━━━━━ THE DATA

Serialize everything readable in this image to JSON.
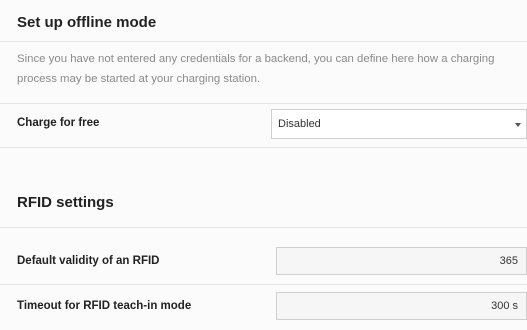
{
  "offline": {
    "title": "Set up offline mode",
    "description": "Since you have not entered any credentials for a backend, you can define here how a charging process may be started at your charging station.",
    "charge_for_free": {
      "label": "Charge for free",
      "value": "Disabled",
      "icon": "chevron-down-icon"
    }
  },
  "rfid": {
    "title": "RFID settings",
    "default_validity": {
      "label": "Default validity of an RFID",
      "value": "365"
    },
    "teach_in_timeout": {
      "label": "Timeout for RFID teach-in mode",
      "value": "300 s"
    }
  }
}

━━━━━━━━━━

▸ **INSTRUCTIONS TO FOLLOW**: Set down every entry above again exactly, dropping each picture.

▸ **EXERCISE ANSWER**:
Serialize everything readable in this image to JSON.
{
  "offline": {
    "title": "Set up offline mode",
    "description": "Since you have not entered any credentials for a backend, you can define here how a charging process may be started at your charging station.",
    "charge_for_free": {
      "label": "Charge for free",
      "value": "Disabled",
      "icon": "chevron-down-icon"
    }
  },
  "rfid": {
    "title": "RFID settings",
    "default_validity": {
      "label": "Default validity of an RFID",
      "value": "365"
    },
    "teach_in_timeout": {
      "label": "Timeout for RFID teach-in mode",
      "value": "300 s"
    }
  }
}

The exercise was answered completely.